**Records for this task:**

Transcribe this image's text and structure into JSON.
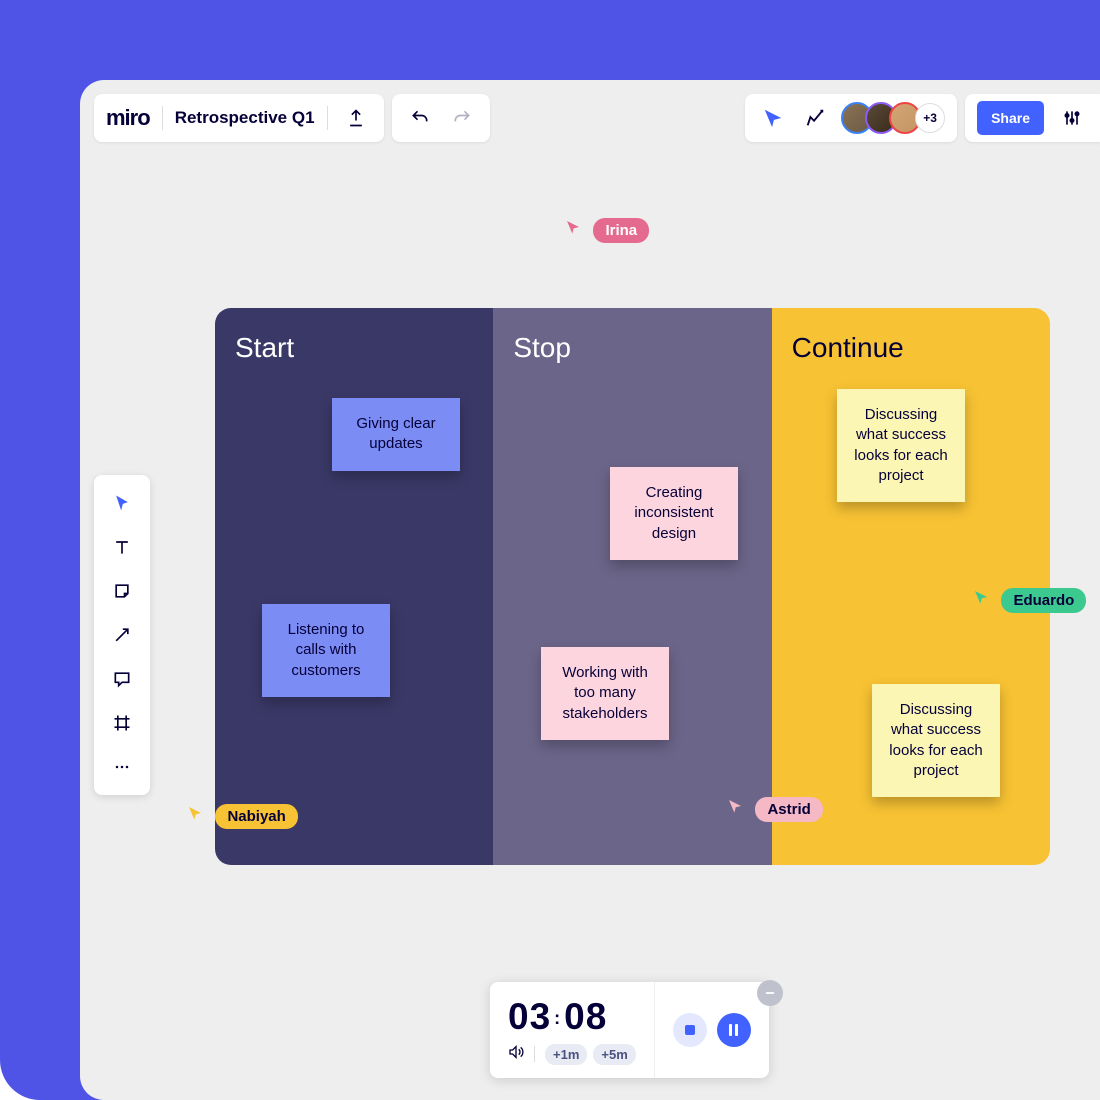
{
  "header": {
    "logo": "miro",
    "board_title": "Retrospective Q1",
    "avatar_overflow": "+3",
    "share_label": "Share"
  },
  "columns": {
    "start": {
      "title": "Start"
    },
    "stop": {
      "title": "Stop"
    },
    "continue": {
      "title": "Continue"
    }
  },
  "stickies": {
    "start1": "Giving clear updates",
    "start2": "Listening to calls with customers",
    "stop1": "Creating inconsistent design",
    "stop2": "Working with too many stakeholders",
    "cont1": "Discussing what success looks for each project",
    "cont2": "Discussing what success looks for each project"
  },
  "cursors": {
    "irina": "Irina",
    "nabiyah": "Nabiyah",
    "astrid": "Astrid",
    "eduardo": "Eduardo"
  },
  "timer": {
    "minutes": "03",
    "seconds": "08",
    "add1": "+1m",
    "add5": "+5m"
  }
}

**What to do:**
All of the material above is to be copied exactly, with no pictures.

**Output:**
Transcribe this image's text and structure into JSON.
{
  "header": {
    "logo": "miro",
    "board_title": "Retrospective Q1",
    "avatar_overflow": "+3",
    "share_label": "Share"
  },
  "columns": {
    "start": {
      "title": "Start"
    },
    "stop": {
      "title": "Stop"
    },
    "continue": {
      "title": "Continue"
    }
  },
  "stickies": {
    "start1": "Giving clear updates",
    "start2": "Listening to calls with customers",
    "stop1": "Creating inconsistent design",
    "stop2": "Working with too many stakeholders",
    "cont1": "Discussing what success looks for each project",
    "cont2": "Discussing what success looks for each project"
  },
  "cursors": {
    "irina": "Irina",
    "nabiyah": "Nabiyah",
    "astrid": "Astrid",
    "eduardo": "Eduardo"
  },
  "timer": {
    "minutes": "03",
    "seconds": "08",
    "add1": "+1m",
    "add5": "+5m"
  }
}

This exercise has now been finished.